### [What to work on]
Please reproduce the full listing exactly, with nothing added.

Working data Start Marker

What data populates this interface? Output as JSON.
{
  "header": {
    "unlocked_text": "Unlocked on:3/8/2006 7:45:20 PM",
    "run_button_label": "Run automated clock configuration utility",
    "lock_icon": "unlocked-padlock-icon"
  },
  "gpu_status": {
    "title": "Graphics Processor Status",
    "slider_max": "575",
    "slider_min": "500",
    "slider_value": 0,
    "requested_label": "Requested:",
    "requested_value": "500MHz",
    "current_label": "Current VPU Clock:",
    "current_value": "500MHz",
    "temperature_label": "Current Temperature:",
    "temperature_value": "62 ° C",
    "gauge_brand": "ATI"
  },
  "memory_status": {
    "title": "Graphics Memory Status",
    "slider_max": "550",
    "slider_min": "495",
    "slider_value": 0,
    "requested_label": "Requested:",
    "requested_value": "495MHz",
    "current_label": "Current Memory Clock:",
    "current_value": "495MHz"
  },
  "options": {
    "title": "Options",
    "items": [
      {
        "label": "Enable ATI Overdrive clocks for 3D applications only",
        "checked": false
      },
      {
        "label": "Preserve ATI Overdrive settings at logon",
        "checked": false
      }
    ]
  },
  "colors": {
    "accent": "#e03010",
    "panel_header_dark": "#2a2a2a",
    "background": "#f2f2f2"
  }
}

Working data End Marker

### [Answer section]
What data populates this interface? Output as JSON.
{
  "header": {
    "unlocked_text": "Unlocked on:3/8/2006 7:45:20 PM",
    "run_button_label": "Run automated clock configuration utility",
    "lock_icon": "unlocked-padlock-icon"
  },
  "gpu_status": {
    "title": "Graphics Processor Status",
    "slider_max": "575",
    "slider_min": "500",
    "slider_value": 0,
    "requested_label": "Requested:",
    "requested_value": "500MHz",
    "current_label": "Current VPU Clock:",
    "current_value": "500MHz",
    "temperature_label": "Current Temperature:",
    "temperature_value": "62 ° C",
    "gauge_brand": "ATI"
  },
  "memory_status": {
    "title": "Graphics Memory Status",
    "slider_max": "550",
    "slider_min": "495",
    "slider_value": 0,
    "requested_label": "Requested:",
    "requested_value": "495MHz",
    "current_label": "Current Memory Clock:",
    "current_value": "495MHz"
  },
  "options": {
    "title": "Options",
    "items": [
      {
        "label": "Enable ATI Overdrive clocks for 3D applications only",
        "checked": false
      },
      {
        "label": "Preserve ATI Overdrive settings at logon",
        "checked": false
      }
    ]
  },
  "colors": {
    "accent": "#e03010",
    "panel_header_dark": "#2a2a2a",
    "background": "#f2f2f2"
  }
}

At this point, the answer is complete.